National Security

Pelosi Falsely Claims U.S. Intelligence Never Thought Iraq Had WMDs

Blames 'Bush-Cheney' for inventing claim

House Minority Leader Nancy Pelosi (D., Calif.) told MSNBC anchor Andrea Mitchell on Tuesday that the U.S. intelligence community never thought that Iraq possessed weapons of mass destruction, a false claim contradicted by the intelligence community's joint assessment from 2002.

Pelosi was responding to President-elect Donald Trump, who has criticized the intelligence community for its mistaken assessment that Iraq had an active WMD program. The 2003 invasion of Iraq was partly based on that belief. Searches of the country after the invasion did not discover any WMDs produced after the Gulf War.

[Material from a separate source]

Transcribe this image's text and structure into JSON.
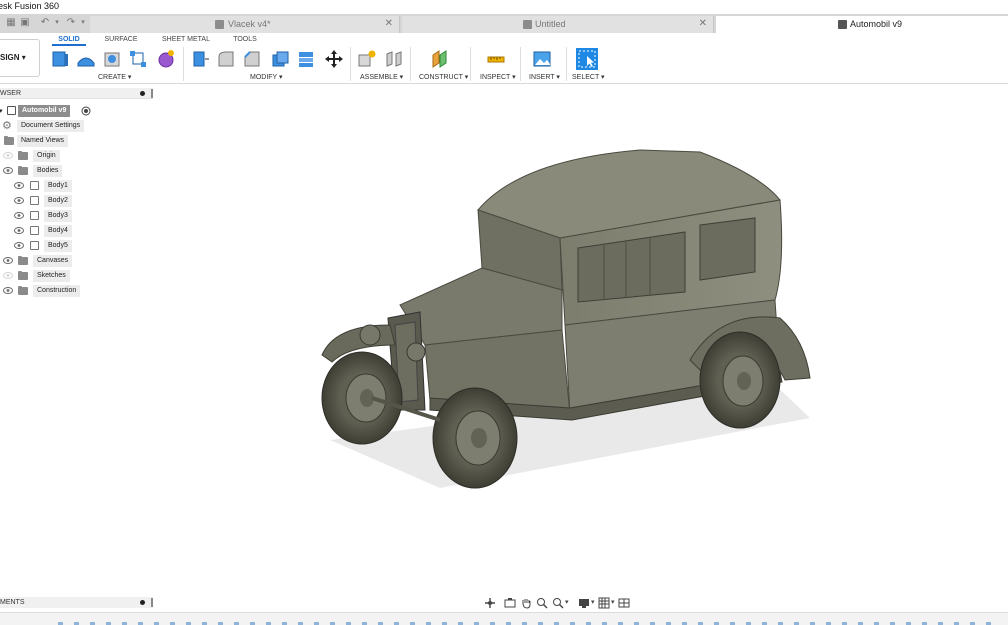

"He [Trump] returned with, ‘well, people told us that Saddam Hussein had—Iraq had weapons of mass destruction,'" Pelosi said. "It did not. The intelligence community never said that."

Pelosi blamed the "Bush-Cheney administration" for spreading the claim that Iraq had WMDs with "no intelligence to support that claim."

"It was a massive misrepresentation to the American people. But there's nothing in the intelligence to support the threat that Bush-Cheney was presenting," Pelosi claimed.

Experts quickly pointed out that Pelosi's claim was false.

The intelligence community stated its belief that Iraq had WMDs in a 2002 National Intelligence Estimate (NIE) titled "Iraq's Continuing Programs for Weapons of Mass Destruction." Such estimates are "the [intelligence community's] most authoritative written judgments on national security issues," written in consultation with all 16 U.S. intelligence agencies, according to the Harvard Belfer Center.

The first unclassified finding of the 2002 NIE stated "we judge that Iraq has continued its weapons of mass destruction (WMD) programs in defiance of UN resolutions and restrictions. Baghdad has chemical and biological weapons as well as missiles with ranges in excess of UN restrictions; if left unchecked, it probably will have a nuclear weapon during this decade."